She never carried her art as an identity badge. But there was always an easel, a canvas in progress, a paint-smeared folding table filled with brushes, empty coffee cans, dozens of squeezed paint tubes, rags, the smell of turpentine and linseed oil. And the paintings covered the walls of our home—abstracted nudes, cubist still lifes, geometrics, botanicals and landscapes, and the massive abstract expressionist panels of color that moved the stationary walls of our lives in a continuum of color. She painted. She sold an occasional piece in galleries and juried shows, but she was always Mom, not The Artist.
When she moved to the Glenridge, she hung as many of them as she could—in the kitchen, the dining area, the living room, the bedroom and den. They transformed her apartment into a garden of color and energy and made her new living quarters a sanctuary, an abode of comfort–private, she thought, like her. We begged her to let us mount a show for her 90th birthday. No, she said, it would be “too much.” Too much of what, she couldn’t say, so we did the next best thing, and surprised her with a retrospective book of her work, secretly photographed and put together by her children and a computer-savvy granddaughter.
Arthritis had made it too difficult for her to stand at her giant easel, and she thought she would have to give up painting for good, but The Glenridge had an answer for that with a table easel where she could sit and paint in the art studio of the main building. Eventually, the art committee discovered her quietly turning out small gems of acrylic on paper every Thursday morning. This time, she couldn’t say no.
We bask in the glow of her success. A continuous flow of friends, cousins, neighbors, residents and their guests flooded the space, some on canes, with walkers, in wheel chairs or motorized scooters, some in tennis togs going to or from a match or on their way to play golf, some dressed in sport coats and ties on their way to or from dinner. Throughout the weekend, a buzz of excitement energized the typically hushed social commerce of the space.

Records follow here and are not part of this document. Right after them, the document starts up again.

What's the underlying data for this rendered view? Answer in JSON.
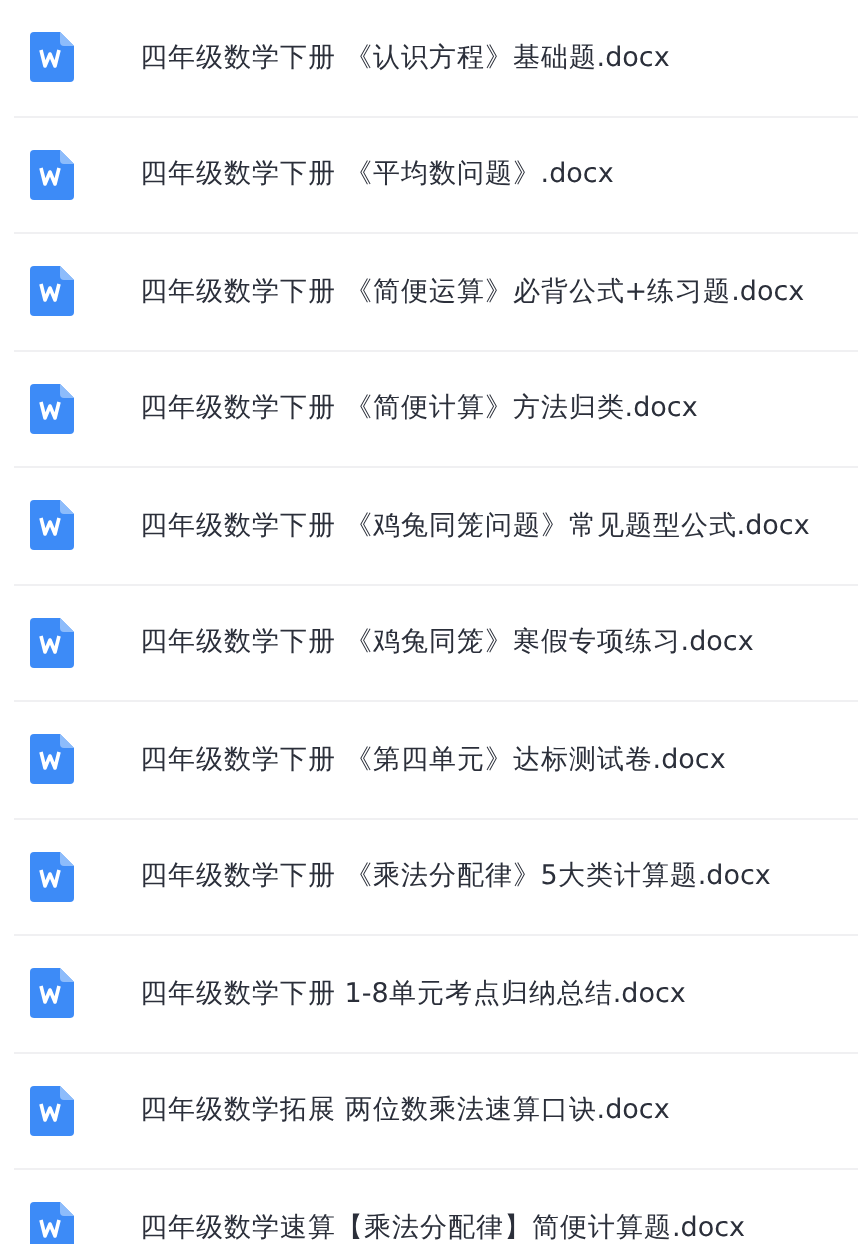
{
  "files": [
    {
      "name": "四年级数学下册 《认识方程》基础题.docx"
    },
    {
      "name": "四年级数学下册 《平均数问题》.docx"
    },
    {
      "name": "四年级数学下册 《简便运算》必背公式+练习题.docx"
    },
    {
      "name": "四年级数学下册 《简便计算》方法归类.docx"
    },
    {
      "name": "四年级数学下册 《鸡兔同笼问题》常见题型公式.docx"
    },
    {
      "name": "四年级数学下册 《鸡兔同笼》寒假专项练习.docx"
    },
    {
      "name": "四年级数学下册 《第四单元》达标测试卷.docx"
    },
    {
      "name": "四年级数学下册 《乘法分配律》5大类计算题.docx"
    },
    {
      "name": "四年级数学下册 1-8单元考点归纳总结.docx"
    },
    {
      "name": "四年级数学拓展 两位数乘法速算口诀.docx"
    },
    {
      "name": "四年级数学速算【乘法分配律】简便计算题.docx"
    }
  ]
}
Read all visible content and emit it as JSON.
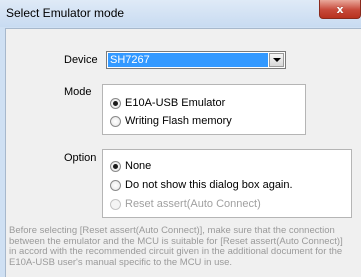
{
  "window": {
    "title": "Select Emulator mode",
    "close_glyph": "x"
  },
  "device": {
    "label": "Device",
    "value": "SH7267"
  },
  "mode": {
    "label": "Mode",
    "options": [
      {
        "label": "E10A-USB Emulator",
        "selected": true
      },
      {
        "label": "Writing Flash memory",
        "selected": false
      }
    ]
  },
  "option": {
    "label": "Option",
    "options": [
      {
        "label": "None",
        "selected": true,
        "enabled": true
      },
      {
        "label": "Do not show this dialog box again.",
        "selected": false,
        "enabled": true
      },
      {
        "label": "Reset assert(Auto Connect)",
        "selected": false,
        "enabled": false
      }
    ]
  },
  "note": {
    "lines": [
      "Before selecting [Reset assert(Auto Connect)], make sure that the connection",
      "between the emulator and the MCU is suitable for [Reset assert(Auto Connect)]",
      "in accord with the recommended circuit given in the additional document for the",
      "E10A-USB user's manual specific to the MCU in use."
    ]
  }
}
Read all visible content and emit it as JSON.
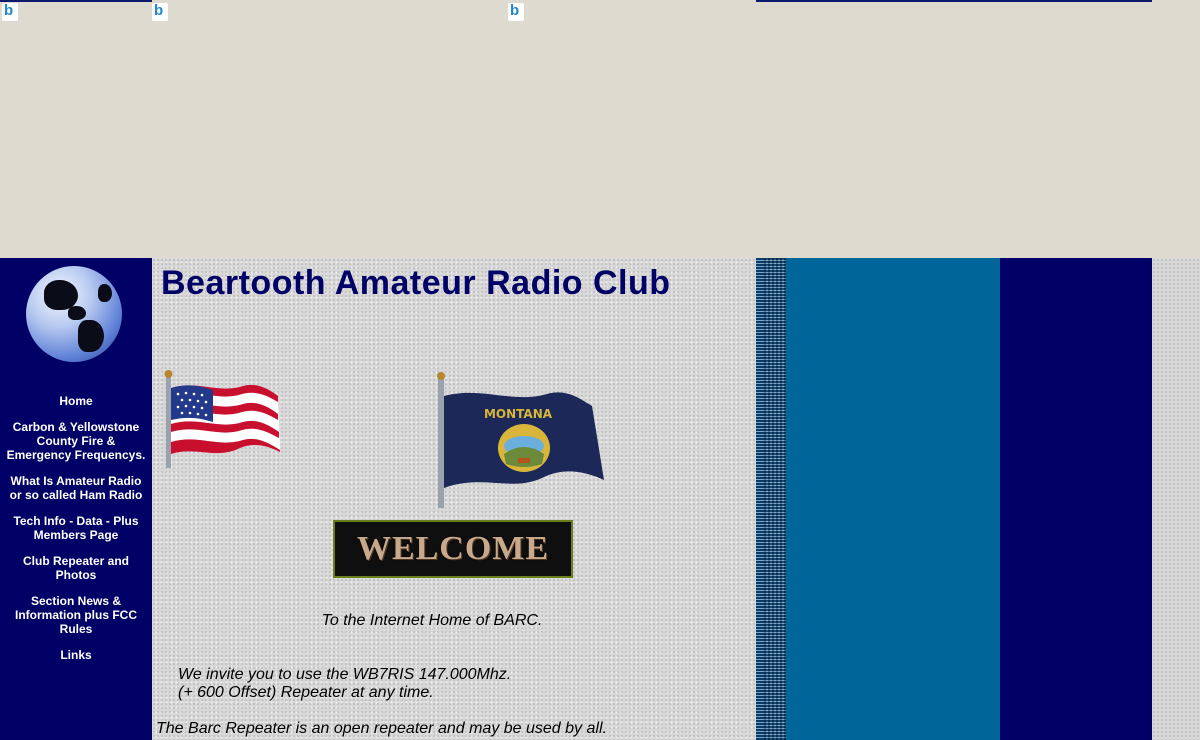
{
  "site": {
    "title": "Beartooth Amateur Radio Club",
    "tagline": "To the Internet Home of BARC.",
    "invite_line1": "We invite you to use the WB7RIS 147.000Mhz.",
    "invite_line2": "(+ 600 Offset) Repeater at any time.",
    "open_repeater": "The Barc Repeater is an open repeater and may be used by all.",
    "welcome_banner": "WELCOME",
    "state_flag_text": "MONTANA"
  },
  "nav": {
    "items": [
      {
        "label": "Home"
      },
      {
        "label": "Carbon & Yellowstone County Fire & Emergency Frequencys."
      },
      {
        "label": "What Is Amateur Radio or so called Ham Radio"
      },
      {
        "label": "Tech Info - Data - Plus Members Page"
      },
      {
        "label": "Club Repeater and Photos"
      },
      {
        "label": "Section News & Information plus FCC Rules"
      },
      {
        "label": "Links"
      }
    ]
  },
  "icons": {
    "broken_image": "bing-icon",
    "globe": "globe-icon",
    "us_flag": "us-flag-icon",
    "montana_flag": "montana-flag-icon"
  },
  "colors": {
    "sidebar": "#000066",
    "title": "#000066",
    "teal_column": "#006699"
  }
}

Every time the need to go somewhere else, anywhere else, pulled me across the Glenridge lobby and past the living room, the vibrancy of her paintings caught me, spun me around, and pulled me into their wild embrace. I rallied at the thought that these paintings, their colors and movement, urged their life on everyone who entered or exited the sequestered time-warp of The Glenridge.